What the exercise asks: Find each line of the material below in which the word "pero" occurs, and return it.

The data:
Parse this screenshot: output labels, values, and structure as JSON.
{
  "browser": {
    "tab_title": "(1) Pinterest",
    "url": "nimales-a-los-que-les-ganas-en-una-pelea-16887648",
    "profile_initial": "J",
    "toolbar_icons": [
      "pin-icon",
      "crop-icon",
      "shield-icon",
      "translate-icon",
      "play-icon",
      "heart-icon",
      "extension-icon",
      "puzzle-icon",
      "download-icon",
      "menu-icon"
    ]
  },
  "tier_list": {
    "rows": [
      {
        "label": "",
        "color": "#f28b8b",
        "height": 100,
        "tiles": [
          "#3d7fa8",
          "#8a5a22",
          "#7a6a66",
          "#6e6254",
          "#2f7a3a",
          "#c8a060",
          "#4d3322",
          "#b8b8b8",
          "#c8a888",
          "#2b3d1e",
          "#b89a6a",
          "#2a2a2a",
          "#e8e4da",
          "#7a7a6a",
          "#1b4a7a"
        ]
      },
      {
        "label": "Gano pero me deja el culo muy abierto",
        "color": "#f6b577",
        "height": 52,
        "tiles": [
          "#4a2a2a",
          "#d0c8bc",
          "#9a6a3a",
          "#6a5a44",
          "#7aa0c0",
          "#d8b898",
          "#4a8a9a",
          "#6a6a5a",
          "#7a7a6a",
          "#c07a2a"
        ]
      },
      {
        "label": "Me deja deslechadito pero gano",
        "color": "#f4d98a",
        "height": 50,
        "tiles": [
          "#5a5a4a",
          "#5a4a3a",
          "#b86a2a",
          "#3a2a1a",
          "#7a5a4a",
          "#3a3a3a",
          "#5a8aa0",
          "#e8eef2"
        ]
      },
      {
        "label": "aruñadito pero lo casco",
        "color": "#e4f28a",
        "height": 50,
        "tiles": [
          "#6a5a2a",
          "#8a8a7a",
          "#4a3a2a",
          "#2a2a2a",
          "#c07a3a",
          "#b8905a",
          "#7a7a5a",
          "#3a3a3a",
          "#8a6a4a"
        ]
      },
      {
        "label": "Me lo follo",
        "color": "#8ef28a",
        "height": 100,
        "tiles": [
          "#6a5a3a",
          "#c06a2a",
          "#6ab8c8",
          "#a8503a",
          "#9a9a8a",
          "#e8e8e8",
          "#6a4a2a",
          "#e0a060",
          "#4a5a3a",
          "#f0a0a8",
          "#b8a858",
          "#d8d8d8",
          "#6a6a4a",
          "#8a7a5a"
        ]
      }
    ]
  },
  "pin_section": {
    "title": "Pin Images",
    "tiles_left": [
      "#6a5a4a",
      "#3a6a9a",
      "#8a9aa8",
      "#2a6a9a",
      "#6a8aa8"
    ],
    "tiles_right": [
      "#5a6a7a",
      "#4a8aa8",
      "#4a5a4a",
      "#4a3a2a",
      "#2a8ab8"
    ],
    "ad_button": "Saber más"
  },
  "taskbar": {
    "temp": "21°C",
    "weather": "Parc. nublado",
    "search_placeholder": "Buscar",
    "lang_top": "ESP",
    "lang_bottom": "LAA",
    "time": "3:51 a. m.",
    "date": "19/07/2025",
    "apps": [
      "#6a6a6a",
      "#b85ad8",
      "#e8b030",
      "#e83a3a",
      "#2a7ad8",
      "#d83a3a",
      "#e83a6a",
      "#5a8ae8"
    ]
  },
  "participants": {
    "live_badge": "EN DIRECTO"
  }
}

Output of the exercise:
        "label": "Gano pero me deja el culo muy abierto",
        "label": "Me deja deslechadito pero gano",
        "label": "aruñadito pero lo casco",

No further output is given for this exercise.